Mid Wales

Cabinet archives show 'Margaret Thatcher U-turn over Welsh TV channel'

  • 30 December 2011
  • From the section Mid Wales
Margaret Thatcher
Image caption Margaret Thatcher did not want to encourage Welsh nationalism over the issue

Margaret Thatcher agreed to a U-turn and backed the creation of a Welsh-language TV channel over fears of inflaming nationalism, say cabinet papers.

A hunger strike threat by ex-Plaid Cymru MP Gwynfor Evans contributed to the government fulfilling its pledge.

Details emerge in newly-released National Archives files for 1981.

They show the prime minister was talked out of plans for Welsh broadcasts on two channels during a cabinet meeting.

S4C was launched in 1982.

"That really was quite a U-turn by Margaret Thatcher's government," said Mark Dunton, a records specialist from the National Archives.

"The file that's been released today shows the point at which Willie Whitelaw, the Home Secretary reversed the government's position.

"That really was forced upon him in many ways by Gwynfor Evans' action and the whole campaign that got behind Gwynfor Evans on Welsh language broadcasting."

'Taken aback'

This file covers financing arrangements for the fourth channel, including concerns that advertisers may be put off by the "minority appeal of the channel", and proposals for Welsh language television.

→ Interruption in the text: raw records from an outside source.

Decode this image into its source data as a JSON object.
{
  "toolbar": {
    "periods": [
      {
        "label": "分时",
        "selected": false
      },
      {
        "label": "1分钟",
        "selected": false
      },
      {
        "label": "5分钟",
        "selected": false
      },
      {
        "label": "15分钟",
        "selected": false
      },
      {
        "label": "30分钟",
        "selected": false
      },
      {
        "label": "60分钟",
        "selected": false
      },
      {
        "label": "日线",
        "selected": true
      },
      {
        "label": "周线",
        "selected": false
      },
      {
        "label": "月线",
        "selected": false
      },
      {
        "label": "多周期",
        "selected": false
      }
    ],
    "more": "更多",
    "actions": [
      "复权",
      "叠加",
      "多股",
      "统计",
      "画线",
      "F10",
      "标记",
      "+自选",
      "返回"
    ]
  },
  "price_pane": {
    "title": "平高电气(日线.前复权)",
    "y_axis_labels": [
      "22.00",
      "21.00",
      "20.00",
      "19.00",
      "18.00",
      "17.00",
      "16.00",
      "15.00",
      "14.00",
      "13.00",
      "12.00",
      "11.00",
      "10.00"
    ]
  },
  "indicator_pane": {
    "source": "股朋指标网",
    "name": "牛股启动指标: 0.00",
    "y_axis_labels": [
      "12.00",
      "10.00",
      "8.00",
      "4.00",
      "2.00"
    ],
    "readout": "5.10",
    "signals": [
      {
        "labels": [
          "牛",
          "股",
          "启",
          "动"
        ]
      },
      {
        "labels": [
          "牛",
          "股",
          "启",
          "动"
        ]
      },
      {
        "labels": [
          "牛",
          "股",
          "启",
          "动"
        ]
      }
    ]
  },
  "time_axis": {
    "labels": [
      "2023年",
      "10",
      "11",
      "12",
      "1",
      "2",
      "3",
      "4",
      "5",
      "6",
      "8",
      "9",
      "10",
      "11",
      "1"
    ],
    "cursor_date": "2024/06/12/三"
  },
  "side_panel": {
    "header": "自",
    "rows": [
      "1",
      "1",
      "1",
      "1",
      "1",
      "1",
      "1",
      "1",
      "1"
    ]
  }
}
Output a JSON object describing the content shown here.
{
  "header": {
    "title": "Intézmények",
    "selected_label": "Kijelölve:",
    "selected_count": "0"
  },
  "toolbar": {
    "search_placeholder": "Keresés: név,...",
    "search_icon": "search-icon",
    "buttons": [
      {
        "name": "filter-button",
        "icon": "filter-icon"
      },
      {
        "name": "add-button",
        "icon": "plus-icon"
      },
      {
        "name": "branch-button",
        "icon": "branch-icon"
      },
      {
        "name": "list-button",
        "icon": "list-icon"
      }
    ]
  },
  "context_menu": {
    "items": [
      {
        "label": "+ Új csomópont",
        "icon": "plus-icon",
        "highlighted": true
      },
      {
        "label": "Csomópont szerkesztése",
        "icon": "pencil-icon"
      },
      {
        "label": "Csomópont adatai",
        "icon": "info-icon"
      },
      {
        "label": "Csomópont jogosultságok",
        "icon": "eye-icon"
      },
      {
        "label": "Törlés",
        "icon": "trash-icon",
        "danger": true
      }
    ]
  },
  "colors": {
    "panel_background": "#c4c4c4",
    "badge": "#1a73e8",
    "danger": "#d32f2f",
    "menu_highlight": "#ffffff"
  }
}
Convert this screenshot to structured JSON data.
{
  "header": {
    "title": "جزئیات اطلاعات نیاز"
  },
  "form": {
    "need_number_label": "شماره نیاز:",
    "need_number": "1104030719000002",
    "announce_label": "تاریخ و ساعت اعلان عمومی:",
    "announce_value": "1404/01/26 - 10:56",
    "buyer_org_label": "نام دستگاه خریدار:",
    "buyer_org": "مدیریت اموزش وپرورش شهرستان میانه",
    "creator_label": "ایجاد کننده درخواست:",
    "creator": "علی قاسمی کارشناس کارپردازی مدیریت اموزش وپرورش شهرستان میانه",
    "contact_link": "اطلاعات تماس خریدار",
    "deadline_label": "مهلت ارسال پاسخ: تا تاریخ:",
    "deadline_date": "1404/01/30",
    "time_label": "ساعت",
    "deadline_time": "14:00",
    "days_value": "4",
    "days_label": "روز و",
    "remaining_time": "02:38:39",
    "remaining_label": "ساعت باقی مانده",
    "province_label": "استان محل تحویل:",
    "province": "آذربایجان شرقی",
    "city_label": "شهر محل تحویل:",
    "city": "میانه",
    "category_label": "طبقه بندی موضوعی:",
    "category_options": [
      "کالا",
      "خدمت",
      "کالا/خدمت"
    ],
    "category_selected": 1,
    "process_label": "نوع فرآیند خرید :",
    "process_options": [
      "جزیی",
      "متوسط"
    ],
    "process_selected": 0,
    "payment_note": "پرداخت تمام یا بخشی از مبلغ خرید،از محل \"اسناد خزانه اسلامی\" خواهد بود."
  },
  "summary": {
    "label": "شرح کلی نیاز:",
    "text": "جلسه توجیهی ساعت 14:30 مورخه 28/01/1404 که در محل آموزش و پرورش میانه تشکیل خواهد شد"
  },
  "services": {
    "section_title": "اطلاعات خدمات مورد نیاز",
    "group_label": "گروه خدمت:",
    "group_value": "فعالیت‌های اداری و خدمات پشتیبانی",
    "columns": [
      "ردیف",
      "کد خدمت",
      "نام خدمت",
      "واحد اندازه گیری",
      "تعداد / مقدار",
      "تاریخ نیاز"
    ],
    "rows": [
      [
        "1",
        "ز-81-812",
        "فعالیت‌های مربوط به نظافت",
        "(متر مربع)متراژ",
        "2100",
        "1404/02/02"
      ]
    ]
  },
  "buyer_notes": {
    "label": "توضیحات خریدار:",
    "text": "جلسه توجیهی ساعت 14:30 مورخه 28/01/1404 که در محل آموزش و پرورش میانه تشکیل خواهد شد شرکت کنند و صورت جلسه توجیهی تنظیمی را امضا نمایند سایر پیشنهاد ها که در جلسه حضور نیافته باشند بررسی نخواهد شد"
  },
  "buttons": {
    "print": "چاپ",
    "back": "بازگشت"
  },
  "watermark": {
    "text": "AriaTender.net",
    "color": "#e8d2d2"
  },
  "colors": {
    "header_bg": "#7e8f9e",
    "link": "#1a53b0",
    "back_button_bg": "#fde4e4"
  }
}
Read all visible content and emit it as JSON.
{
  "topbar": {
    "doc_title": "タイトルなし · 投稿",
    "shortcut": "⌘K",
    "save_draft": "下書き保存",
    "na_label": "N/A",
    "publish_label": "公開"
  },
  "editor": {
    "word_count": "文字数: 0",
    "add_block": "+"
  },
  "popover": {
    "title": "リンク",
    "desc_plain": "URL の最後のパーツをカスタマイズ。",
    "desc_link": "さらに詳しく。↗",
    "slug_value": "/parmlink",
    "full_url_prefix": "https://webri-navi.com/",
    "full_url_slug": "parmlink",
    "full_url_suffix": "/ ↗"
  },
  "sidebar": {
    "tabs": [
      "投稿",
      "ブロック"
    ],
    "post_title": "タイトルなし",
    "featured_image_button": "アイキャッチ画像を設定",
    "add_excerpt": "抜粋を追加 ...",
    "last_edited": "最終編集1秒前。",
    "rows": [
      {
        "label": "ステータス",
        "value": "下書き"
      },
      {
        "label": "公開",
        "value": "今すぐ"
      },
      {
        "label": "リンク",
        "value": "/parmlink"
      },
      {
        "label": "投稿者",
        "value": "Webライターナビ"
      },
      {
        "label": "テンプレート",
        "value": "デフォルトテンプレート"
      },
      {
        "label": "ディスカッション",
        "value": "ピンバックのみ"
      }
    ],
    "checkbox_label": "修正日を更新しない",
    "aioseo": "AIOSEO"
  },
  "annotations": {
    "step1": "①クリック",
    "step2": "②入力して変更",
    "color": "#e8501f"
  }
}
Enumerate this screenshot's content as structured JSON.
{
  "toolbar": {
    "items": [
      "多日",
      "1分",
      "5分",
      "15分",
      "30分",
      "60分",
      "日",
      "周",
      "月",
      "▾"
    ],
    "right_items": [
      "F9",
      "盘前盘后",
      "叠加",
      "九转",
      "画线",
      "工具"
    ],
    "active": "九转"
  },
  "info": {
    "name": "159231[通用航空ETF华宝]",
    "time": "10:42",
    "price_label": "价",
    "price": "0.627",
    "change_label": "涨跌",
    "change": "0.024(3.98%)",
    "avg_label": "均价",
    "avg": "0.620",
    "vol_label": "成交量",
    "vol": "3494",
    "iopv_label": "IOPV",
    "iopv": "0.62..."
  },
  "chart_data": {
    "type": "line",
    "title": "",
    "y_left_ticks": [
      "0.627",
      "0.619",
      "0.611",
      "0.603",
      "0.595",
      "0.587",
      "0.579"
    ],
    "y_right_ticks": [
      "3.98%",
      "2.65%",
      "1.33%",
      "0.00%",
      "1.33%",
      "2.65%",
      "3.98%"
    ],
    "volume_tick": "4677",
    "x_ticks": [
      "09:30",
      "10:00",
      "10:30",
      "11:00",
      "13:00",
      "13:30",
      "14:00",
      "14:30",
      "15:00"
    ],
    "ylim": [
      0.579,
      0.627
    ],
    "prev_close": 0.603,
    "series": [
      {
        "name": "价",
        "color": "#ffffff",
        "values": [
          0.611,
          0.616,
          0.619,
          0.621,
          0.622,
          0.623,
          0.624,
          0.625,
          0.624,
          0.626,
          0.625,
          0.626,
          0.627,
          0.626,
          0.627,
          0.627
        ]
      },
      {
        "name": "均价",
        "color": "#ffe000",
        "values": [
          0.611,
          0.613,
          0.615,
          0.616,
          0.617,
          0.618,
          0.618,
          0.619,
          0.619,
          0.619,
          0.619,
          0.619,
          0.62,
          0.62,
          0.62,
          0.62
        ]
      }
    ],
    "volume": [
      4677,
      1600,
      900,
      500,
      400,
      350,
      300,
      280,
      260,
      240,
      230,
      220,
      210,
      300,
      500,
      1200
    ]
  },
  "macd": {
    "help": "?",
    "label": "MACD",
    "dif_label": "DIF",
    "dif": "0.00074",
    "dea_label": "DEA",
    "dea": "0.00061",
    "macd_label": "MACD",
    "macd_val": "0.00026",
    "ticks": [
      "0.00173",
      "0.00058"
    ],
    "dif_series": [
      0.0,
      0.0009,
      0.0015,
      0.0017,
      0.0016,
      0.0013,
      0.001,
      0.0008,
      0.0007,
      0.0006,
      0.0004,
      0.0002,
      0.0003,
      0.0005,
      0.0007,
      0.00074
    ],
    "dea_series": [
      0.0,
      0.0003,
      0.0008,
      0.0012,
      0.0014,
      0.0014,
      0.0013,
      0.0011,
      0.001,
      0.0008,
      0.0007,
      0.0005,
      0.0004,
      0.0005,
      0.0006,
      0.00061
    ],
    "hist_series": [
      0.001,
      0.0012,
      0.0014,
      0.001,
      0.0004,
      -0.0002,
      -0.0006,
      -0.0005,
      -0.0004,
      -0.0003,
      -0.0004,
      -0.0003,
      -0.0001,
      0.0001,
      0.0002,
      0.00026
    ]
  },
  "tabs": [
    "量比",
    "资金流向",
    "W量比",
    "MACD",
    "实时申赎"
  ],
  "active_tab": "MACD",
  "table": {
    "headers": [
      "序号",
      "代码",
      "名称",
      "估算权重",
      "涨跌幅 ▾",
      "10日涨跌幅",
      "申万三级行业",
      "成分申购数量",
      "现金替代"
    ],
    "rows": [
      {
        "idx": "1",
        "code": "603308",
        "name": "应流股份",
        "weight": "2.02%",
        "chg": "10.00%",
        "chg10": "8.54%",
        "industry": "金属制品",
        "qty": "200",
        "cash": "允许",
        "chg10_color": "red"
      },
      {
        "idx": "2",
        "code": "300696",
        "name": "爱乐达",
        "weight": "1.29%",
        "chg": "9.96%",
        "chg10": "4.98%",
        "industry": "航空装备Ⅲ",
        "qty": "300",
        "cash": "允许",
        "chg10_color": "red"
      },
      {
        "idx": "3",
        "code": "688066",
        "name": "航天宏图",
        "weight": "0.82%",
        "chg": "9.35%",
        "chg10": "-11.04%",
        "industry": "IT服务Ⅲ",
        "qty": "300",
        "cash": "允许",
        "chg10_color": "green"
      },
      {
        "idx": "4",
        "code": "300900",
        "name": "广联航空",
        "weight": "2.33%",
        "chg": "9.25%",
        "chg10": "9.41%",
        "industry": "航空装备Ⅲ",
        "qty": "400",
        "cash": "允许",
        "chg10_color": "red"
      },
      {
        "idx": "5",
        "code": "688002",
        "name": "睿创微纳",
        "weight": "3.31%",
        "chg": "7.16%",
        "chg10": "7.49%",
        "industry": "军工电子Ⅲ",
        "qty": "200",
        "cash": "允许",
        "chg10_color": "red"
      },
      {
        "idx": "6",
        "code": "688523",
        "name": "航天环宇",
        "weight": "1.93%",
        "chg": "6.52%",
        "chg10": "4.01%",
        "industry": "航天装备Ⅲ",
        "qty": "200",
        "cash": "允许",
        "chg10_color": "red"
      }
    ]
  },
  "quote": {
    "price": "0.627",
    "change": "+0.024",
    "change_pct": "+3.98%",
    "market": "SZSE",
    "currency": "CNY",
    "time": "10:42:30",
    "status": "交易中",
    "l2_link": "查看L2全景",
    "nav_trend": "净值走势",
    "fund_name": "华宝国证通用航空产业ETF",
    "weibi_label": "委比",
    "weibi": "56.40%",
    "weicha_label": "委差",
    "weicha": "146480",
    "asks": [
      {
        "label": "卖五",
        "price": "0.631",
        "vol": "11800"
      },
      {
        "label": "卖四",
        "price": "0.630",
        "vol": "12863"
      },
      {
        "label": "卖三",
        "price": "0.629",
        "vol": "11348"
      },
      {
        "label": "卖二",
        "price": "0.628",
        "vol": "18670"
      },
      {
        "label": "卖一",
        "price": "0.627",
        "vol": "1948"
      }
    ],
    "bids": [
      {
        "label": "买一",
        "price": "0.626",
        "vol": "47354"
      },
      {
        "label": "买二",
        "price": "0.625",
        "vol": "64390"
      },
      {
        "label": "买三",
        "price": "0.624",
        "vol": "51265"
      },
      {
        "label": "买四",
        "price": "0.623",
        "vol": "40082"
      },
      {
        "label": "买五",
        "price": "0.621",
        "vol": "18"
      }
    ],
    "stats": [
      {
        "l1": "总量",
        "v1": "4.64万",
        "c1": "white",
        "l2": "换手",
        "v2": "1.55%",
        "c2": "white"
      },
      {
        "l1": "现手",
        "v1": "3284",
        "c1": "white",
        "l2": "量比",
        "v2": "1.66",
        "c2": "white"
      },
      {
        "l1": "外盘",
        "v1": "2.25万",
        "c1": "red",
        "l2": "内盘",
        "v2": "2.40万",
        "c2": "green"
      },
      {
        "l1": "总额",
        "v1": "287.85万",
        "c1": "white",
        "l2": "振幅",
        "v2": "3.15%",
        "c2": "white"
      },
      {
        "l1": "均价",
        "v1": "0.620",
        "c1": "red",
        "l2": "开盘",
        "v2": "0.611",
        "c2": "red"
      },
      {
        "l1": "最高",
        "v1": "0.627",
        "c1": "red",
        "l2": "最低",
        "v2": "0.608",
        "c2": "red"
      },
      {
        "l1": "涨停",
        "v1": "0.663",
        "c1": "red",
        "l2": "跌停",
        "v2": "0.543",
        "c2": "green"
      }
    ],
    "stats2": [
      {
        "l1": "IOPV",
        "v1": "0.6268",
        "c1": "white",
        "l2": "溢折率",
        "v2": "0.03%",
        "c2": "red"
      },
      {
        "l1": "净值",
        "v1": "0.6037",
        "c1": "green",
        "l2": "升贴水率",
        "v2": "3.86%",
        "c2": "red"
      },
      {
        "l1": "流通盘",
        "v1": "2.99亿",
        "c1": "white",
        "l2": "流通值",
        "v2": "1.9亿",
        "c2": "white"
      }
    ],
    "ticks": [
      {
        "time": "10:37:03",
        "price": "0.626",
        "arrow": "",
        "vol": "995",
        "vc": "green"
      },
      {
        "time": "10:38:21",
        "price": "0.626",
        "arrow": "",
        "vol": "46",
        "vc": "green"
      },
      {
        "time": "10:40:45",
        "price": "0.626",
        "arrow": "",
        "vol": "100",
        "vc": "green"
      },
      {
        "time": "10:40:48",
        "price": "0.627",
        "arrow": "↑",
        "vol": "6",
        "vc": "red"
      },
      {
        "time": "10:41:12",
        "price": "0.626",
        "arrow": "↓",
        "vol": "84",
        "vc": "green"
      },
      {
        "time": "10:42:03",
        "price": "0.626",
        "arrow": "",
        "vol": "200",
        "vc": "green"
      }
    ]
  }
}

Image caption Home Secretary William Whitelaw and Welsh Secretary Nicholas Edwards were 'taken aback'

This includes correspondence about the threatened hunger strike by Evans if the government did not implement its manifesto commitment to a Welsh language channel.

This stance forced the government's hand so as not to inflame Welsh nationalism, according to the archives.

Mr Dunton added: "You see in the files how Willie Whitelaw and Nicholas Edwards, the Secretary of State for Wales at the time, how they were taken aback really by the sheer strength of feeling.

"Gwynfor Evans' pledge that he was going to go on a hunger strike unless the government changed its position on Welsh language broadcasting caused alarm in government.

"It caused worry and in the end, Whitelaw in particular felt 'we really do need to change our position'.

"The Archbishop of Wales intervened, you can see accounts of the meetings in the file.

"You also see how Mrs Thatcher was concerned about 'if we give in on this will others start challenging this as well. In fact will we be encouraging Welsh nationalism'. You see that in the file as well."

Cabinet concerns were also revealed in earlier papers released in 2010 under the 30-year disclosure rule.

More on this story

Related Internet links

The BBC is not responsible for the content of external Internet sites